Entries from a dataset of interfaces:
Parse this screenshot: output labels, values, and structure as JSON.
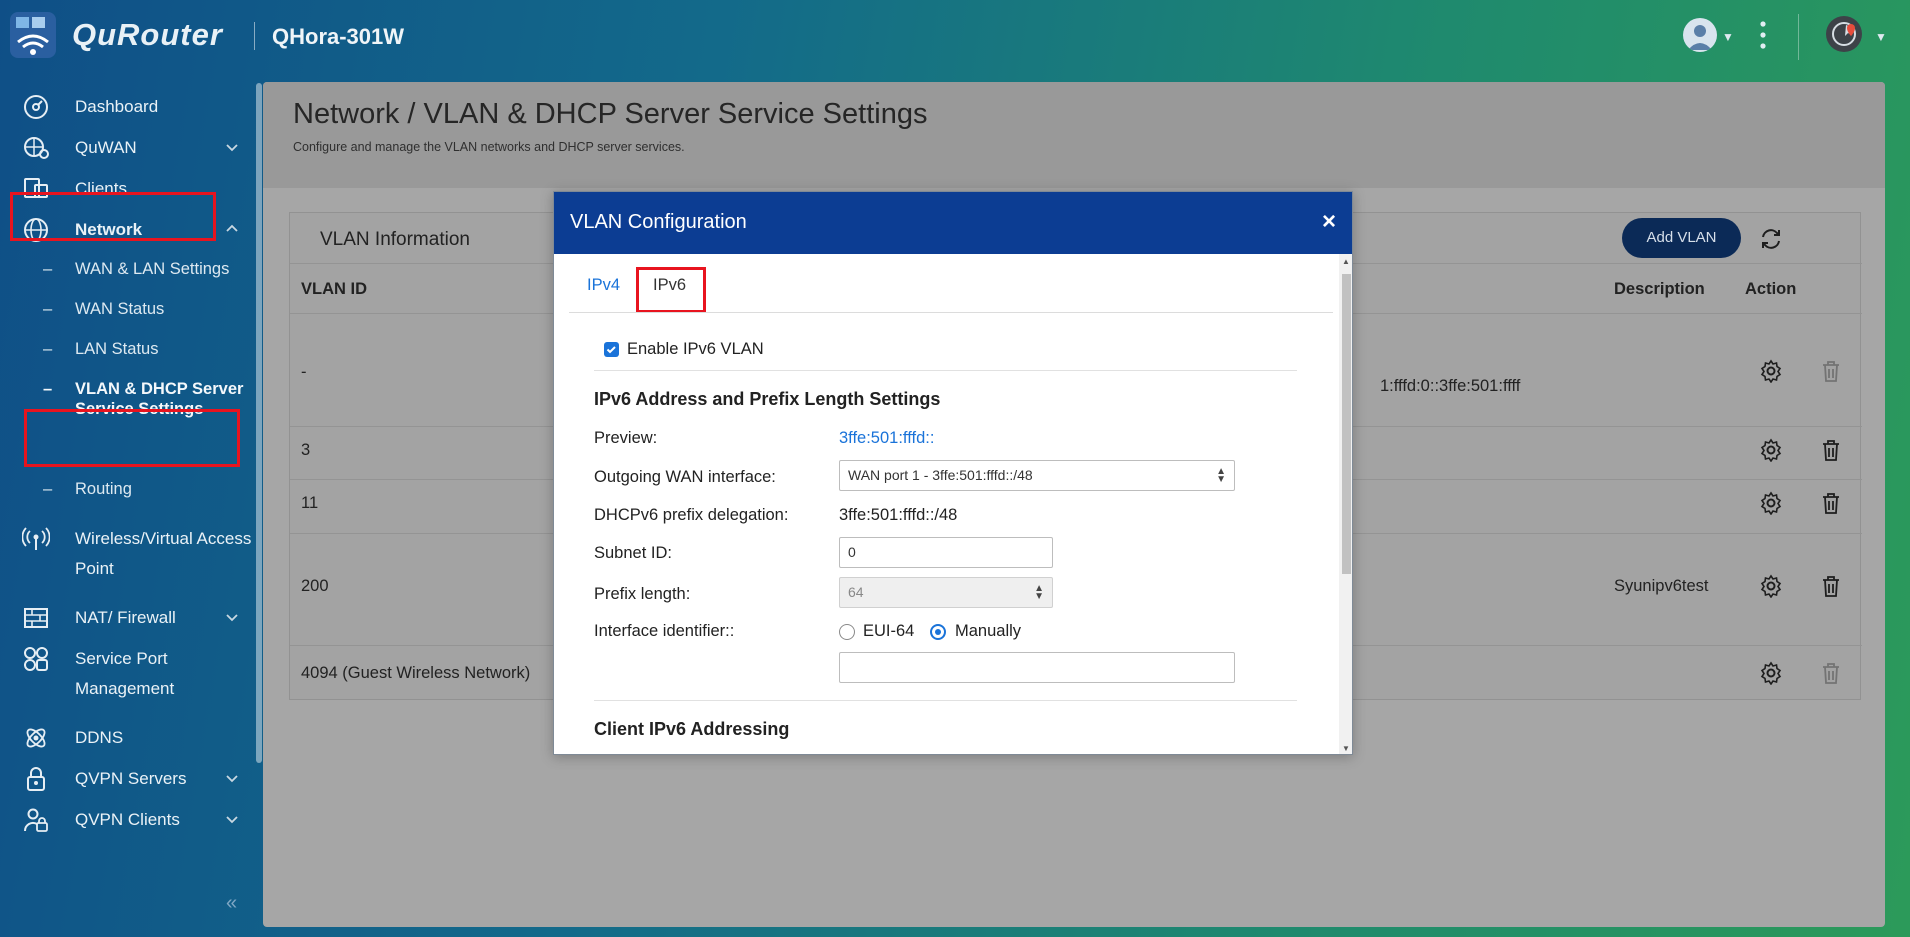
{
  "header": {
    "brand": "QuRouter",
    "model": "QHora-301W"
  },
  "sidebar": {
    "items": [
      {
        "label": "Dashboard"
      },
      {
        "label": "QuWAN"
      },
      {
        "label": "Clients"
      },
      {
        "label": "Network"
      },
      {
        "label": "Wireless/Virtual Access",
        "label2": "Point"
      },
      {
        "label": "NAT/ Firewall"
      },
      {
        "label": "Service Port",
        "label2": "Management"
      },
      {
        "label": "DDNS"
      },
      {
        "label": "QVPN Servers"
      },
      {
        "label": "QVPN Clients"
      }
    ],
    "network_sub": [
      {
        "label": "WAN & LAN Settings"
      },
      {
        "label": "WAN Status"
      },
      {
        "label": "LAN Status"
      },
      {
        "label": "VLAN & DHCP Server",
        "label2": "Service Settings"
      },
      {
        "label": "Routing"
      }
    ]
  },
  "page": {
    "title": "Network / VLAN & DHCP Server Service Settings",
    "subtitle": "Configure and manage the VLAN networks and DHCP server services."
  },
  "vlan_card": {
    "title": "VLAN Information",
    "add_button": "Add VLAN",
    "columns": {
      "vlan_id": "VLAN ID",
      "description": "Description",
      "action": "Action"
    },
    "rows": [
      {
        "vlan_id": "-",
        "partial": "1:fffd:0::3ffe:501:ffff",
        "description": ""
      },
      {
        "vlan_id": "3",
        "partial": "",
        "description": ""
      },
      {
        "vlan_id": "11",
        "partial": "",
        "description": ""
      },
      {
        "vlan_id": "200",
        "partial": "",
        "description": "Syunipv6test"
      },
      {
        "vlan_id": "4094 (Guest Wireless Network)",
        "partial": "",
        "description": ""
      }
    ]
  },
  "modal": {
    "title": "VLAN Configuration",
    "close": "×",
    "tabs": [
      "IPv4",
      "IPv6"
    ],
    "active_tab": "IPv6",
    "enable_label": "Enable IPv6 VLAN",
    "enable_checked": true,
    "section1": "IPv6 Address and Prefix Length Settings",
    "preview_label": "Preview:",
    "preview_value": "3ffe:501:fffd::",
    "wan_label": "Outgoing WAN interface:",
    "wan_value": "WAN port 1 - 3ffe:501:fffd::/48",
    "pd_label": "DHCPv6 prefix delegation:",
    "pd_value": "3ffe:501:fffd::/48",
    "subnet_label": "Subnet ID:",
    "subnet_value": "0",
    "prefix_label": "Prefix length:",
    "prefix_value": "64",
    "ifid_label": "Interface identifier::",
    "ifid_opt1": "EUI-64",
    "ifid_opt2": "Manually",
    "ifid_selected": "Manually",
    "ifid_value": "",
    "section2": "Client IPv6 Addressing"
  },
  "colors": {
    "accent": "#1a73d9",
    "modal_header": "#0c3d93",
    "highlight": "#e8141f",
    "add_button": "#0b2a57"
  }
}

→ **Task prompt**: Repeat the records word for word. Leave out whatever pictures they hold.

→ **Response to this task**:
Parse this screenshot: output labels, values, and structure as JSON.
{
  "header": {
    "brand": "QuRouter",
    "model": "QHora-301W"
  },
  "sidebar": {
    "items": [
      {
        "label": "Dashboard"
      },
      {
        "label": "QuWAN"
      },
      {
        "label": "Clients"
      },
      {
        "label": "Network"
      },
      {
        "label": "Wireless/Virtual Access",
        "label2": "Point"
      },
      {
        "label": "NAT/ Firewall"
      },
      {
        "label": "Service Port",
        "label2": "Management"
      },
      {
        "label": "DDNS"
      },
      {
        "label": "QVPN Servers"
      },
      {
        "label": "QVPN Clients"
      }
    ],
    "network_sub": [
      {
        "label": "WAN & LAN Settings"
      },
      {
        "label": "WAN Status"
      },
      {
        "label": "LAN Status"
      },
      {
        "label": "VLAN & DHCP Server",
        "label2": "Service Settings"
      },
      {
        "label": "Routing"
      }
    ]
  },
  "page": {
    "title": "Network / VLAN & DHCP Server Service Settings",
    "subtitle": "Configure and manage the VLAN networks and DHCP server services."
  },
  "vlan_card": {
    "title": "VLAN Information",
    "add_button": "Add VLAN",
    "columns": {
      "vlan_id": "VLAN ID",
      "description": "Description",
      "action": "Action"
    },
    "rows": [
      {
        "vlan_id": "-",
        "partial": "1:fffd:0::3ffe:501:ffff",
        "description": ""
      },
      {
        "vlan_id": "3",
        "partial": "",
        "description": ""
      },
      {
        "vlan_id": "11",
        "partial": "",
        "description": ""
      },
      {
        "vlan_id": "200",
        "partial": "",
        "description": "Syunipv6test"
      },
      {
        "vlan_id": "4094 (Guest Wireless Network)",
        "partial": "",
        "description": ""
      }
    ]
  },
  "modal": {
    "title": "VLAN Configuration",
    "close": "×",
    "tabs": [
      "IPv4",
      "IPv6"
    ],
    "active_tab": "IPv6",
    "enable_label": "Enable IPv6 VLAN",
    "enable_checked": true,
    "section1": "IPv6 Address and Prefix Length Settings",
    "preview_label": "Preview:",
    "preview_value": "3ffe:501:fffd::",
    "wan_label": "Outgoing WAN interface:",
    "wan_value": "WAN port 1 - 3ffe:501:fffd::/48",
    "pd_label": "DHCPv6 prefix delegation:",
    "pd_value": "3ffe:501:fffd::/48",
    "subnet_label": "Subnet ID:",
    "subnet_value": "0",
    "prefix_label": "Prefix length:",
    "prefix_value": "64",
    "ifid_label": "Interface identifier::",
    "ifid_opt1": "EUI-64",
    "ifid_opt2": "Manually",
    "ifid_selected": "Manually",
    "ifid_value": "",
    "section2": "Client IPv6 Addressing"
  },
  "colors": {
    "accent": "#1a73d9",
    "modal_header": "#0c3d93",
    "highlight": "#e8141f",
    "add_button": "#0b2a57"
  }
}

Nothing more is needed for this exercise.